Research axis n°1 : Language, Variation and Change
Area Manager and Contact: Delphine Pasques
The title, “Variation and Change in Linguistics” stems from its predecessor’s title, “Systems, Norms, and Usage: the Role of the Corpus”. Indeed, if Eugenio Coseriu is the father of the triad, “system, norm, and usage”, he is also a great linguistic theorist of variation as well as of the complementarity of the synchronic and diachronic approaches.
Linguistic variation can be studied synchronously from a sociocultural, stylistic, diamesic or even diatopic perspective.
This field of study, which has considerable international reach, lends itself perfectly to contrastive analysis and to a discussion of the languages CELISO represents. Even if the word “corpus” does not appear in the research area’s title, the role of the corpus is quite obviously central. Indeed, the work carried out here is based on a quantitative and qualitative approach; its purpose is to shed light on the diversity of usages and/or the coexistence among different usages to demonstrate how they differ in their relationship to the norm and in their relationship to each other.
For those interested in linguistic change, regardless of the language studied, linguistic evolutions can be foreseen as a short diachrony in modern language or as a long diachrony (even a very long one) or as a historical synchrony in order to illuminate a moment in the immediate past. Whether the issue is lexicalisation, grammaticalisation, or pragmaticalisation, corpora play a central role because it is by analysing them that the co-existence of the old and the new can be observed from decreasing to increasing usage.
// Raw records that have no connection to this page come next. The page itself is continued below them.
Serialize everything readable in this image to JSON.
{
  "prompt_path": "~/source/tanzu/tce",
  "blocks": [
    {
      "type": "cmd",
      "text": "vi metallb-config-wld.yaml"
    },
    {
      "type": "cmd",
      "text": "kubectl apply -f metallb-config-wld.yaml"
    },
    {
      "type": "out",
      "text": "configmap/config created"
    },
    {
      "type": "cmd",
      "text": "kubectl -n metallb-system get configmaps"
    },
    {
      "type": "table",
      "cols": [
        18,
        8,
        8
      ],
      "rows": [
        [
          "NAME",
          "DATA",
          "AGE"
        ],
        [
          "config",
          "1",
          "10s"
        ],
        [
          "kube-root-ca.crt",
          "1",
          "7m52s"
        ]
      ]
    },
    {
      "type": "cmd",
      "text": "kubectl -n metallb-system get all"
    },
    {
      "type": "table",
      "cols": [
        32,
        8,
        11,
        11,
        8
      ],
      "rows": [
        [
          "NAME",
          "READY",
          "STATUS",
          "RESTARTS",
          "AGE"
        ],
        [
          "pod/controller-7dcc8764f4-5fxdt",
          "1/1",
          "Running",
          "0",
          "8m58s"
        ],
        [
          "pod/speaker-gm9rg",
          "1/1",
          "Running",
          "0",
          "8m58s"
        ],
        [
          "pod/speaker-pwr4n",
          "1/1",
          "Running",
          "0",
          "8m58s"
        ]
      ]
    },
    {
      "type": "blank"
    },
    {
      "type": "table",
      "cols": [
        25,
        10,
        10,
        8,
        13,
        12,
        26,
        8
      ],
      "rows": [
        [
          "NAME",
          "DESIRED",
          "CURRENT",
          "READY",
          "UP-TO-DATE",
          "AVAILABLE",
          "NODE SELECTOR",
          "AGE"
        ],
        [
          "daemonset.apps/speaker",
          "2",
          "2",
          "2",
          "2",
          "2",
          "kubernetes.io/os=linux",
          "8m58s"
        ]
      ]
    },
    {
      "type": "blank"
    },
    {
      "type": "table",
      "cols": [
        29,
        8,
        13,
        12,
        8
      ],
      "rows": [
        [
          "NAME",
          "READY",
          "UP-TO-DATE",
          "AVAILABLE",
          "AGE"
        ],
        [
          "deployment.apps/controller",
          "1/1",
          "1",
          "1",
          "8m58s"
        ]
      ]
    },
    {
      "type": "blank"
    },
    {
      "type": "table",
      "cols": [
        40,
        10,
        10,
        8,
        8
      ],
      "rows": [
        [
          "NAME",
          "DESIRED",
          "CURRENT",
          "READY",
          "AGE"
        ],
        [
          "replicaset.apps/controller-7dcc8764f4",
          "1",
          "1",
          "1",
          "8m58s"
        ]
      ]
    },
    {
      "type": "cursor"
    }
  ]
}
Other than these two fields of study, variation and linguistic change, it is worth considering how the relationship between these two processes characterise locutors’ usage: can languages change without variation? Does variation lead to linguistic change? Does linguistic change first appear with variation “as others do”? In terms of methodology, it is important to determine which corpora best lend themselves to observing the coexistence of competing usages. In other words, are all types of discourse characterised by such coexistence or are some more subject to variation? Are there types of variation where competition can never be observed? Finally, there is scope for reflection regarding non-linguistic codes and usage in the context of a semiotic approach to variation with questions regarding variation and code diversification as well as the onset and/or disappearance of non-linguistic codes.
Taken together, these resolutely open research avenues work perfectly with contrastive analysis and, therefore, also foster dialogue among laboratory colleagues. Anyone who would like to collaborate scientifically, regardless of language or language family, is welcome to join us.